Unlike December 7, 1941, or September 11, 2001, the date of February 19, 2020, is probably not engraved in your memory. But it might be someday. That Wednesday marked the beginning of the economic collapse caused by the coronavirus pandemic, according to Peter M. DeMarzo, a professor of finance at Stanford Graduate School of Business.
Ironically, there was some good news that day: The epidemic curve was flattening in China, helping the U.S. stock market reach a new peak. “But it was also the point we began to realize that the pandemic would not be confined to China,” DeMarzo said, as he introduced a roundtable discussion with five other Stanford GSB professors in early April. The scholars assembled via Zoom to discuss the federal stimulus package passed in response to the collapse. The event was sponsored by Stanford LEAD, the business school’s online education program.
As the global death toll climbed into the tens of thousands and markets melted down, Congress and the Federal Reserve acted to pump $2.2 trillion into the U.S. economy. (Since the roundtable discussion, officials have begun discussing a second stimulus.)
“It was, by far, the largest action by any central bank in the history of the world,” said Finance Professor Darrell Duffie.
The panelists agreed that something radical needed to be done to slow the economic free fall as shelter-in-place orders shuttered businesses across the country and 6 million workers filed for unemployment in that initial horrendous week in March. (By late April, unemployment numbers had reached 30 million.)

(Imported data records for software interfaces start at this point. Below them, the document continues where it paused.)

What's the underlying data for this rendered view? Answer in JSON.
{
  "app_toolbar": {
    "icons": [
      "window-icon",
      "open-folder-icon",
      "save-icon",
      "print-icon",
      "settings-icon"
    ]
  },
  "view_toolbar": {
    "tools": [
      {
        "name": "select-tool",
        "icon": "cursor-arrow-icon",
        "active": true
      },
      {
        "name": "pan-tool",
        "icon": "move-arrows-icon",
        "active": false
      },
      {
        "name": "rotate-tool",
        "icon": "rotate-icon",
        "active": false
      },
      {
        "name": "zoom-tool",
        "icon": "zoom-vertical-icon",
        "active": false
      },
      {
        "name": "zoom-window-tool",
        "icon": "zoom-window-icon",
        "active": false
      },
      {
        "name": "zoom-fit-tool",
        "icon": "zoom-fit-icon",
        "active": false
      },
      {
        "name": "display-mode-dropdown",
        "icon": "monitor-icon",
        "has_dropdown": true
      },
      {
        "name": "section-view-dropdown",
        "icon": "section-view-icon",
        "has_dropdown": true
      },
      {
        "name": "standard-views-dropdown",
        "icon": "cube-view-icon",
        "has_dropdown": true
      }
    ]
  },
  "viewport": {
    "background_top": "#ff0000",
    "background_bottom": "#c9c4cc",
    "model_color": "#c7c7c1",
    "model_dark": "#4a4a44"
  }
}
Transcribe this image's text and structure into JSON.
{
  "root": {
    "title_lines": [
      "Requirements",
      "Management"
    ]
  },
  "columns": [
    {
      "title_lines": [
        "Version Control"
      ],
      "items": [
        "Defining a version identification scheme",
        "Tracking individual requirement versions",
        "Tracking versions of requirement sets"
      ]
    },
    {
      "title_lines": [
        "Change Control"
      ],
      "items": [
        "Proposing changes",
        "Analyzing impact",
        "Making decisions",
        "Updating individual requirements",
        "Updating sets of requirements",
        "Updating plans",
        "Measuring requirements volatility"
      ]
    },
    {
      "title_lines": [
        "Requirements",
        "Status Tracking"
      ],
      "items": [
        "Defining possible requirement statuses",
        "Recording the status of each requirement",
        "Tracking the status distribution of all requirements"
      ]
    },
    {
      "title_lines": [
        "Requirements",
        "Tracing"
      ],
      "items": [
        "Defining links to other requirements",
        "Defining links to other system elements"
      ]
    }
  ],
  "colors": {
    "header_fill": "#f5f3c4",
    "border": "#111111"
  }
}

There was much less agreement among the panelists, though, about the strategy behind the Fed’s moves. “My fear is that the government’s policy approach has involved too much bailing out of equity investors, too much bailing out of bond investors, and too much bailing out of municipal bond investors, landlords, and property owners,” said Finance Professor Joshua D. Rauh.
Navigating an Unprecedented “Pause”
Although the country is hardly in a holiday mood, there is a subtle similarity between the current economic situation and that which occurs during the winter holidays: It’s a pause, said Finance Professor Arvind Krishnamurthy. Output always falls during the holiday as people take time off, but recovers as the economy heats back up in January. The current pause of economic activity has reduced output by trillions but is needed to save lives.
The goal of policymakers today, Krishnamurthy continued, should be to navigate the pause while minimizing the “breakage caused by disruptions in the relationships between firms and their supply chains, as well as the severe hardships to households now deprived of income.”
The Stanford economists raised several other issues as well:
Some Investors Should Go Bankrupt
“Investors who took a risk by buying stocks and bonds that had higher expected returns signed up to take losses, and it’s important that government policy reflect that,” Rauh said. “While bankruptcy is often associated with bad things, restructurings can be productive. We actually want some companies to go into Chapter 11 [bankruptcy] to restructure their debts.”
Unemployment Benefits Are Too Small and Too Slow
“If you look at the household side, you see that the [stimulus] checks are not going to reach the households in time to cover their monthly expenses,” said Finance Professor Amit Seru. Unemployment benefits, he said, “are just one-tenth of the package, which seems small and will have to be adjusted. Similarly on the small business front, the amount set aside to meet payroll shortfall, in order to maintain productive capacity of the economy, won’t last beyond a couple of months.”
This Isn’t 2008
“The economy [in 2008] was doing something different than just pausing. It was reallocating,” Krishnamurthy said. “We had too much labor and capital devoted to real estate, and the whole economy had to restructure itself. The situation we’re facing today is much worse, at least in the short run.”
The Developing World Is in Even Bigger Trouble
“Emerging markets are experiencing a severe withdrawal of capital coming from the developed world that’s potentially restricting their ability to fight the virus,” said Associate Finance Professor Matteo Maggiori. But the International Monetary Fund doesn’t necessarily have the resources it needs to help those economies, while reporting that an unprecedented number of countries are asking for a rescue package.